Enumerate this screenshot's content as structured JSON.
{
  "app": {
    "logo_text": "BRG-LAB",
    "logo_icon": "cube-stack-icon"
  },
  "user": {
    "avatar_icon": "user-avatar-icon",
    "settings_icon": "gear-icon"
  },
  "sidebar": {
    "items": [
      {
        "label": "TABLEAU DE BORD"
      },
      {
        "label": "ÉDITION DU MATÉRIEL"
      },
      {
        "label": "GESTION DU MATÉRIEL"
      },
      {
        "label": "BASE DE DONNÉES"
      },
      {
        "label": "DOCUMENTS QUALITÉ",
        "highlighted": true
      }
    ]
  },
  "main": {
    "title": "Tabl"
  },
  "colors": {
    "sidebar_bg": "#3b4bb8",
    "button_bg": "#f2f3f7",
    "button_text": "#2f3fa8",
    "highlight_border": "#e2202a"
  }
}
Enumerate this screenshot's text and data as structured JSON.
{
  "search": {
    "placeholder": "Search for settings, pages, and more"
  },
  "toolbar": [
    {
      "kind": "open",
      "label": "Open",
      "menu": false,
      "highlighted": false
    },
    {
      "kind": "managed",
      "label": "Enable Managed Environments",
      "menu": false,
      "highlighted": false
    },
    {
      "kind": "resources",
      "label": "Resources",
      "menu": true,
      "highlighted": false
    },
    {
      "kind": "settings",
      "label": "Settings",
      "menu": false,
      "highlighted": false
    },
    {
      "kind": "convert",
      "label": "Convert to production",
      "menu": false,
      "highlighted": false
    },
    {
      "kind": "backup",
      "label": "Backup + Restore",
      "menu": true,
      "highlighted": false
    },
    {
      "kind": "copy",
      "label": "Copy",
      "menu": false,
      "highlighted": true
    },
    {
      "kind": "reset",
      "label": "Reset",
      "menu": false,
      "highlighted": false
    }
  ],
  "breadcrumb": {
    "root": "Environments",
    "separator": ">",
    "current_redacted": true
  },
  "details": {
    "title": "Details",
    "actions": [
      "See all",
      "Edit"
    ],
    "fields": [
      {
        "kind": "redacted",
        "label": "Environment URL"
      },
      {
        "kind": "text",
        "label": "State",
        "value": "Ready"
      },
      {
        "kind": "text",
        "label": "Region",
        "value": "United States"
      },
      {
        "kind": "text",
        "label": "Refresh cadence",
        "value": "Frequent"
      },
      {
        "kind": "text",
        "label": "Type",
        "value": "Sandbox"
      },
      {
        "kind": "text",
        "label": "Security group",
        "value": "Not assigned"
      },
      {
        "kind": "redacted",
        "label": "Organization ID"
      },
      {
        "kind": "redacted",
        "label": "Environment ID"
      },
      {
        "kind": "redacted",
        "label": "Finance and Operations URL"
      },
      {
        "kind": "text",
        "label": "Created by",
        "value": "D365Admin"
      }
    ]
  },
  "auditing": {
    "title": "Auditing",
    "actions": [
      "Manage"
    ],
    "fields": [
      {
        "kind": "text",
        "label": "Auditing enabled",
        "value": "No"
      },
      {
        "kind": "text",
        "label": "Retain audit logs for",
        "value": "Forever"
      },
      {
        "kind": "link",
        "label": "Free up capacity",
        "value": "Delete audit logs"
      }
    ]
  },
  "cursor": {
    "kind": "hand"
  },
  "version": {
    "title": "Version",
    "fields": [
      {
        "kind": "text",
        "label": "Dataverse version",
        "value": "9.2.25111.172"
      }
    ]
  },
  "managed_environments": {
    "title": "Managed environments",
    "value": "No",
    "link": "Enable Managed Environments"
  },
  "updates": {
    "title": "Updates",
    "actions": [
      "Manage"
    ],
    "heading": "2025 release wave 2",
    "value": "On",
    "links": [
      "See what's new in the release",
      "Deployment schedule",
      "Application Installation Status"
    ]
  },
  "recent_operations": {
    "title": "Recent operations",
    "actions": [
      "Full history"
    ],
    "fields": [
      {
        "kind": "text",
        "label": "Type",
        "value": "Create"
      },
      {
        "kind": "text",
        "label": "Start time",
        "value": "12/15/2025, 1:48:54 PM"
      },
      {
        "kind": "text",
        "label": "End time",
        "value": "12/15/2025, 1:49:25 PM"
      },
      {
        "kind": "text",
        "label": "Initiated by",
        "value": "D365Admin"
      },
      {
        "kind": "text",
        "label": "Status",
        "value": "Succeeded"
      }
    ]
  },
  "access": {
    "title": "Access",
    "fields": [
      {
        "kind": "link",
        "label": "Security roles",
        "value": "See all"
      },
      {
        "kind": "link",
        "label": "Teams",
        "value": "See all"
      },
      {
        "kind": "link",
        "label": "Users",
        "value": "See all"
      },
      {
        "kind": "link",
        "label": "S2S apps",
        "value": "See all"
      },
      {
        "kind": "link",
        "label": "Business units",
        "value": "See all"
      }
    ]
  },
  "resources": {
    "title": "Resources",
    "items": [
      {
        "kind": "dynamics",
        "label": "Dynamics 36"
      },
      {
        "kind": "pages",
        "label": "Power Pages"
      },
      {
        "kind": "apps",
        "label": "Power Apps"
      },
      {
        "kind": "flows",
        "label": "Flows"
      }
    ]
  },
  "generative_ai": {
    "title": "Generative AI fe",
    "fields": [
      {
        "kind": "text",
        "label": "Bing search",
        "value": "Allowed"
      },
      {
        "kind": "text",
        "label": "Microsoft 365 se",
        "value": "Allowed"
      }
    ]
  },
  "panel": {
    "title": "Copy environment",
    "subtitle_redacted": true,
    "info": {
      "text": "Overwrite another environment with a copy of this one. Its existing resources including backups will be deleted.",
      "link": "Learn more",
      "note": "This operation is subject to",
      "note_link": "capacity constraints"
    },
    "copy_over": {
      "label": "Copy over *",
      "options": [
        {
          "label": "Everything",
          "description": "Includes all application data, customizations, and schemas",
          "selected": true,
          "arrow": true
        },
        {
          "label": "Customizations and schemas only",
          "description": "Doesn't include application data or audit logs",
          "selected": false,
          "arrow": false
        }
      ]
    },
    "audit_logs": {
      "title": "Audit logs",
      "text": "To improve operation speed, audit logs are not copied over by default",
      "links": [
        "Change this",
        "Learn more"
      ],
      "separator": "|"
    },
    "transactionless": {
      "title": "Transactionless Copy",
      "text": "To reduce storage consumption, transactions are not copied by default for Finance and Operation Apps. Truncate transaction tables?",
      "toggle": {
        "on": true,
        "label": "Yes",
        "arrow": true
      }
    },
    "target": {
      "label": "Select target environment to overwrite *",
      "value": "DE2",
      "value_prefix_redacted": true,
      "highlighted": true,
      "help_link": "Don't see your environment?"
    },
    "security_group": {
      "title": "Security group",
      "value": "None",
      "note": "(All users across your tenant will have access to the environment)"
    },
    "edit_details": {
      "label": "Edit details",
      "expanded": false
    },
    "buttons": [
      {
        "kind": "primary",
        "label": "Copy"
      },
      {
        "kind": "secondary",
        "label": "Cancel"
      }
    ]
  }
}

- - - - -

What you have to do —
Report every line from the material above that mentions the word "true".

Answer box —
        "highlighted": true
      "menu": true,
      "menu": true,
      "highlighted": true
    "current_redacted": true
    "subtitle_redacted": true,
          "selected": true,
          "arrow": true
        "on": true,
        "arrow": true
      "value_prefix_redacted": true,
      "highlighted": true,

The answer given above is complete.